Después de años de trabajo, ASER Beyond Basics está ahora vivo. Las herramientas están finalizadas, las asociaciones acordadas y los folletos de la encuesta impresos. La oficina del Centro ASER en Delhi está casi vacía.
The recent publication of a report evaluating the family of citizen led assessments has led to a number of blogs that are looking closely at the learnings from these efforts and trying to understand the implications of what has been achieved and what has not
The contribution of citizen led learning assessments (CLLA) in which community organisations conduct simple reading and/or math evaluations has rightly been celebrated.
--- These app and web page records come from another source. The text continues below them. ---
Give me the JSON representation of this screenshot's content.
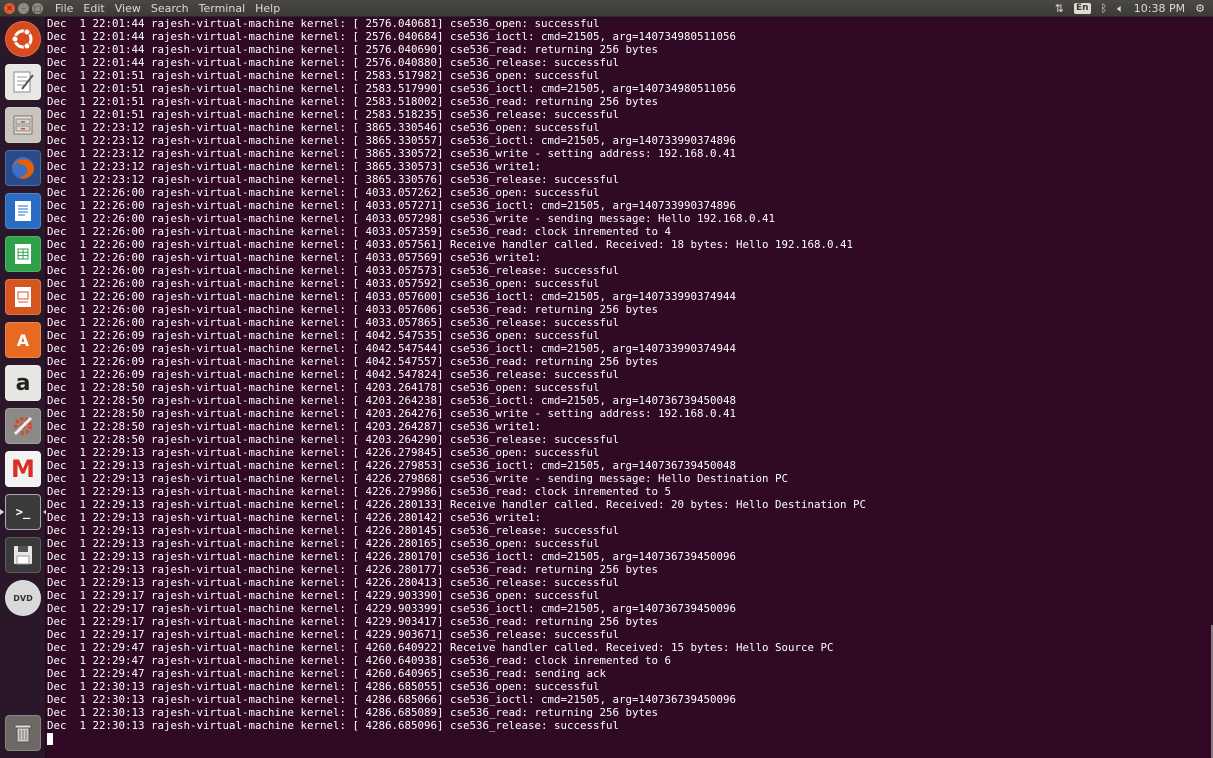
{
  "topbar": {
    "menus": [
      "File",
      "Edit",
      "View",
      "Search",
      "Terminal",
      "Help"
    ],
    "lang": "En",
    "time": "10:38 PM",
    "icons": [
      "network-updown-icon",
      "bluetooth-icon",
      "volume-icon",
      "gear-icon"
    ]
  },
  "launcher": {
    "items": [
      {
        "name": "ubuntu-dash",
        "glyph": "",
        "color": "#d84b1f"
      },
      {
        "name": "text-editor",
        "glyph": "",
        "color": "#e9e7e3"
      },
      {
        "name": "files",
        "glyph": "",
        "color": "#c9c4bd"
      },
      {
        "name": "firefox",
        "glyph": "",
        "color": "#e66000"
      },
      {
        "name": "libreoffice-writer",
        "glyph": "",
        "color": "#2a6cc4"
      },
      {
        "name": "libreoffice-calc",
        "glyph": "",
        "color": "#2ea149"
      },
      {
        "name": "libreoffice-impress",
        "glyph": "",
        "color": "#d5571f"
      },
      {
        "name": "software-center",
        "glyph": "A",
        "color": "#e86a22"
      },
      {
        "name": "amazon",
        "glyph": "a",
        "color": "#e8e6e2"
      },
      {
        "name": "system-settings",
        "glyph": "",
        "color": "#d8492c"
      },
      {
        "name": "gmail",
        "glyph": "M",
        "color": "#f2f2f2"
      },
      {
        "name": "terminal",
        "glyph": ">_",
        "color": "#3b3b3b"
      },
      {
        "name": "save-disk",
        "glyph": "",
        "color": "#3a3a3a"
      },
      {
        "name": "dvd",
        "glyph": "DVD",
        "color": "#d9d9d9"
      },
      {
        "name": "trash",
        "glyph": "",
        "color": "#6d6a66"
      }
    ]
  },
  "terminal": {
    "lines": [
      "Dec  1 22:01:44 rajesh-virtual-machine kernel: [ 2576.040681] cse536_open: successful",
      "Dec  1 22:01:44 rajesh-virtual-machine kernel: [ 2576.040684] cse536_ioctl: cmd=21505, arg=140734980511056",
      "Dec  1 22:01:44 rajesh-virtual-machine kernel: [ 2576.040690] cse536_read: returning 256 bytes",
      "Dec  1 22:01:44 rajesh-virtual-machine kernel: [ 2576.040880] cse536_release: successful",
      "Dec  1 22:01:51 rajesh-virtual-machine kernel: [ 2583.517982] cse536_open: successful",
      "Dec  1 22:01:51 rajesh-virtual-machine kernel: [ 2583.517990] cse536_ioctl: cmd=21505, arg=140734980511056",
      "Dec  1 22:01:51 rajesh-virtual-machine kernel: [ 2583.518002] cse536_read: returning 256 bytes",
      "Dec  1 22:01:51 rajesh-virtual-machine kernel: [ 2583.518235] cse536_release: successful",
      "Dec  1 22:23:12 rajesh-virtual-machine kernel: [ 3865.330546] cse536_open: successful",
      "Dec  1 22:23:12 rajesh-virtual-machine kernel: [ 3865.330557] cse536_ioctl: cmd=21505, arg=140733990374896",
      "Dec  1 22:23:12 rajesh-virtual-machine kernel: [ 3865.330572] cse536_write - setting address: 192.168.0.41",
      "Dec  1 22:23:12 rajesh-virtual-machine kernel: [ 3865.330573] cse536_write1:",
      "Dec  1 22:23:12 rajesh-virtual-machine kernel: [ 3865.330576] cse536_release: successful",
      "Dec  1 22:26:00 rajesh-virtual-machine kernel: [ 4033.057262] cse536_open: successful",
      "Dec  1 22:26:00 rajesh-virtual-machine kernel: [ 4033.057271] cse536_ioctl: cmd=21505, arg=140733990374896",
      "Dec  1 22:26:00 rajesh-virtual-machine kernel: [ 4033.057298] cse536_write - sending message: Hello 192.168.0.41",
      "Dec  1 22:26:00 rajesh-virtual-machine kernel: [ 4033.057359] cse536_read: clock inremented to 4",
      "Dec  1 22:26:00 rajesh-virtual-machine kernel: [ 4033.057561] Receive handler called. Received: 18 bytes: Hello 192.168.0.41",
      "Dec  1 22:26:00 rajesh-virtual-machine kernel: [ 4033.057569] cse536_write1:",
      "Dec  1 22:26:00 rajesh-virtual-machine kernel: [ 4033.057573] cse536_release: successful",
      "Dec  1 22:26:00 rajesh-virtual-machine kernel: [ 4033.057592] cse536_open: successful",
      "Dec  1 22:26:00 rajesh-virtual-machine kernel: [ 4033.057600] cse536_ioctl: cmd=21505, arg=140733990374944",
      "Dec  1 22:26:00 rajesh-virtual-machine kernel: [ 4033.057606] cse536_read: returning 256 bytes",
      "Dec  1 22:26:00 rajesh-virtual-machine kernel: [ 4033.057865] cse536_release: successful",
      "Dec  1 22:26:09 rajesh-virtual-machine kernel: [ 4042.547535] cse536_open: successful",
      "Dec  1 22:26:09 rajesh-virtual-machine kernel: [ 4042.547544] cse536_ioctl: cmd=21505, arg=140733990374944",
      "Dec  1 22:26:09 rajesh-virtual-machine kernel: [ 4042.547557] cse536_read: returning 256 bytes",
      "Dec  1 22:26:09 rajesh-virtual-machine kernel: [ 4042.547824] cse536_release: successful",
      "Dec  1 22:28:50 rajesh-virtual-machine kernel: [ 4203.264178] cse536_open: successful",
      "Dec  1 22:28:50 rajesh-virtual-machine kernel: [ 4203.264238] cse536_ioctl: cmd=21505, arg=140736739450048",
      "Dec  1 22:28:50 rajesh-virtual-machine kernel: [ 4203.264276] cse536_write - setting address: 192.168.0.41",
      "Dec  1 22:28:50 rajesh-virtual-machine kernel: [ 4203.264287] cse536_write1:",
      "Dec  1 22:28:50 rajesh-virtual-machine kernel: [ 4203.264290] cse536_release: successful",
      "Dec  1 22:29:13 rajesh-virtual-machine kernel: [ 4226.279845] cse536_open: successful",
      "Dec  1 22:29:13 rajesh-virtual-machine kernel: [ 4226.279853] cse536_ioctl: cmd=21505, arg=140736739450048",
      "Dec  1 22:29:13 rajesh-virtual-machine kernel: [ 4226.279868] cse536_write - sending message: Hello Destination PC",
      "Dec  1 22:29:13 rajesh-virtual-machine kernel: [ 4226.279986] cse536_read: clock inremented to 5",
      "Dec  1 22:29:13 rajesh-virtual-machine kernel: [ 4226.280133] Receive handler called. Received: 20 bytes: Hello Destination PC",
      "Dec  1 22:29:13 rajesh-virtual-machine kernel: [ 4226.280142] cse536_write1:",
      "Dec  1 22:29:13 rajesh-virtual-machine kernel: [ 4226.280145] cse536_release: successful",
      "Dec  1 22:29:13 rajesh-virtual-machine kernel: [ 4226.280165] cse536_open: successful",
      "Dec  1 22:29:13 rajesh-virtual-machine kernel: [ 4226.280170] cse536_ioctl: cmd=21505, arg=140736739450096",
      "Dec  1 22:29:13 rajesh-virtual-machine kernel: [ 4226.280177] cse536_read: returning 256 bytes",
      "Dec  1 22:29:13 rajesh-virtual-machine kernel: [ 4226.280413] cse536_release: successful",
      "Dec  1 22:29:17 rajesh-virtual-machine kernel: [ 4229.903390] cse536_open: successful",
      "Dec  1 22:29:17 rajesh-virtual-machine kernel: [ 4229.903399] cse536_ioctl: cmd=21505, arg=140736739450096",
      "Dec  1 22:29:17 rajesh-virtual-machine kernel: [ 4229.903417] cse536_read: returning 256 bytes",
      "Dec  1 22:29:17 rajesh-virtual-machine kernel: [ 4229.903671] cse536_release: successful",
      "Dec  1 22:29:47 rajesh-virtual-machine kernel: [ 4260.640922] Receive handler called. Received: 15 bytes: Hello Source PC",
      "Dec  1 22:29:47 rajesh-virtual-machine kernel: [ 4260.640938] cse536_read: clock inremented to 6",
      "Dec  1 22:29:47 rajesh-virtual-machine kernel: [ 4260.640965] cse536_read: sending ack",
      "Dec  1 22:30:13 rajesh-virtual-machine kernel: [ 4286.685055] cse536_open: successful",
      "Dec  1 22:30:13 rajesh-virtual-machine kernel: [ 4286.685066] cse536_ioctl: cmd=21505, arg=140736739450096",
      "Dec  1 22:30:13 rajesh-virtual-machine kernel: [ 4286.685089] cse536_read: returning 256 bytes",
      "Dec  1 22:30:13 rajesh-virtual-machine kernel: [ 4286.685096] cse536_release: successful"
    ]
  },
  "colors": {
    "terminal_bg": "#300a24",
    "terminal_fg": "#ffffff",
    "panel_bg": "#3c3b37",
    "launcher_bg": "#2a1729"
  }
}
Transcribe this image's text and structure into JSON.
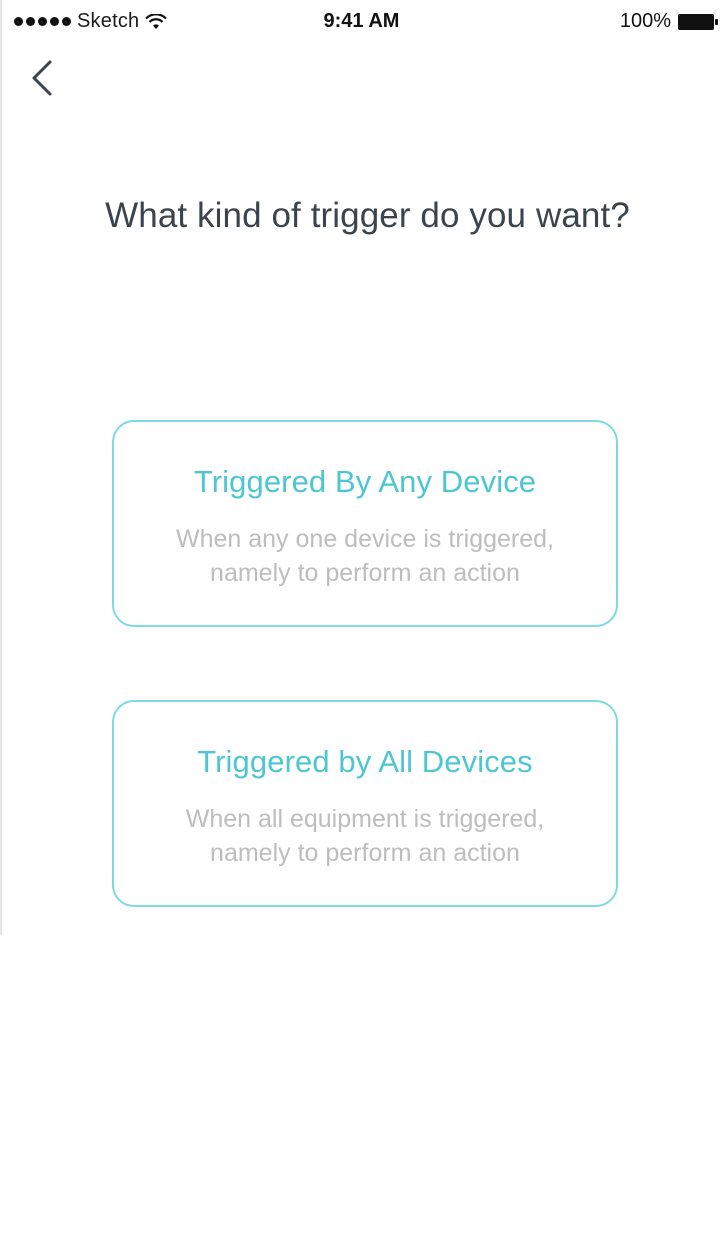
{
  "status_bar": {
    "carrier": "Sketch",
    "time": "9:41 AM",
    "battery": "100%"
  },
  "header": {
    "back_icon": "chevron-left-icon"
  },
  "page": {
    "title": "What kind of trigger do you want?"
  },
  "options": [
    {
      "title": "Triggered By Any Device",
      "description_line1": "When any one device is triggered,",
      "description_line2": "namely to perform an action"
    },
    {
      "title": "Triggered by All Devices",
      "description_line1": "When all equipment is triggered,",
      "description_line2": "namely to perform an action"
    }
  ],
  "colors": {
    "accent": "#4dc6d4",
    "card_border": "#7fd9e3",
    "title_text": "#3b444c",
    "description_text": "#bdbdbd"
  }
}
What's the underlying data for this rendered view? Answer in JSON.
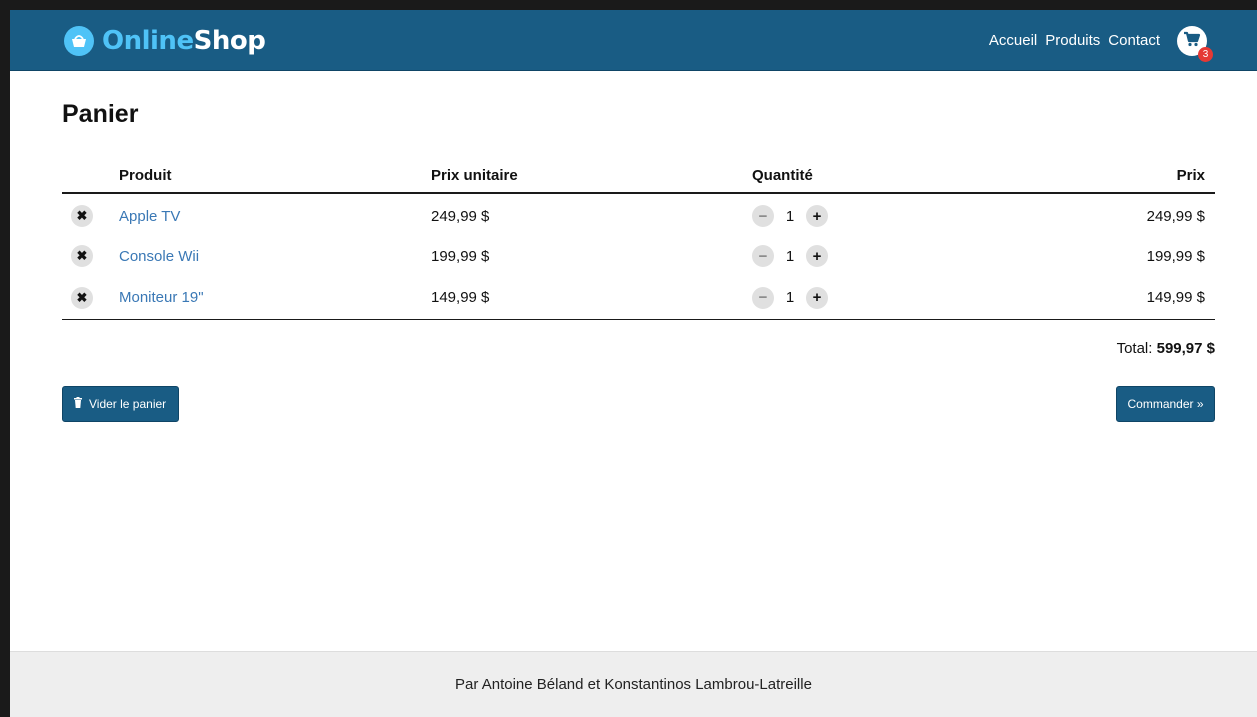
{
  "header": {
    "logo_part1": "Online",
    "logo_part2": "Shop",
    "nav": [
      "Accueil",
      "Produits",
      "Contact"
    ],
    "cart_count": "3",
    "brand_color": "#195c84"
  },
  "page": {
    "title": "Panier"
  },
  "cart_table": {
    "columns": [
      "",
      "Produit",
      "Prix unitaire",
      "Quantité",
      "Prix"
    ],
    "rows": [
      {
        "product": "Apple TV",
        "unit_price": "249,99 $",
        "quantity": "1",
        "price": "249,99 $"
      },
      {
        "product": "Console Wii",
        "unit_price": "199,99 $",
        "quantity": "1",
        "price": "199,99 $"
      },
      {
        "product": "Moniteur 19\"",
        "unit_price": "149,99 $",
        "quantity": "1",
        "price": "149,99 $"
      }
    ]
  },
  "summary": {
    "total_label": "Total:",
    "total_value": "599,97 $"
  },
  "actions": {
    "clear_label": "Vider le panier",
    "order_label": "Commander »"
  },
  "footer": {
    "text": "Par Antoine Béland et Konstantinos Lambrou-Latreille"
  },
  "icons": {
    "remove": "close-icon",
    "minus": "minus-icon",
    "plus": "plus-icon",
    "trash": "trash-icon",
    "cart": "cart-icon",
    "logo": "basket-icon"
  }
}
A new Results for Development Report(R4D) provides insight into their strengths, limitations and most importantly makes practical pointers on how they can be improved.
There is a strange gap in India — a gap for young people between the ages of 14 and 18. The Right to Education (RTE) Act guarantees free and compulsory education up to the age of 14. The Juvenile Justice Act, 2000 for the care and protection of children (Section 26) prohibits the employment of children below the age of 18. Rough calculations suggest that today, the 14-18 population is close to 100 million. So, how are we as a country dealing with those who are over 14 but still below 18? What do we expect of them?
In January, I was honored to be present as the Pratham family celebrated the 10th anniversary of its Annual Status of Education Report (ASER). I learned that ASER means impact in Hindi. Having followed its progress closely over the years, I can only confirm that ASER is fulfilling the vision and promise of its name.
Pratham started in Mumbai about 20 years ago. Then and now, our vision has been to ensure that every child is in school and learning well. Then it was Mumbai. Now it is India. We work directly with communities and schools, and also in partnership with governments and others in the pursuit of this vision.
It was the late summer of 2006 when I had my first ASER exercise to deliver. Working with Pratham had made me aware of those weaker students who get left behind in a classroom and of the importance of learning assessments. The ASER quest to figure out the learning levels of children fuelled my interest in travelling to reach places with varied landscapes and cultures.
Experience has shown that simply being in school does not automatically translate into learning for students. As we enter this new phase of global goal setting for education, UNESCO, through its Institute for Statistics, has initiated a very timely online consultation about indicators that might be used to monitor learning around the world.
It is the tenth year of ASER – where did the time go? As usual, we’ve all been in the office, trying to beat the January release deadline. But this year, because of the tenth year anniversary, there is more excitement, more frenetic activity and, of course, more work, to bring out not 1, not 2, but 3 reports!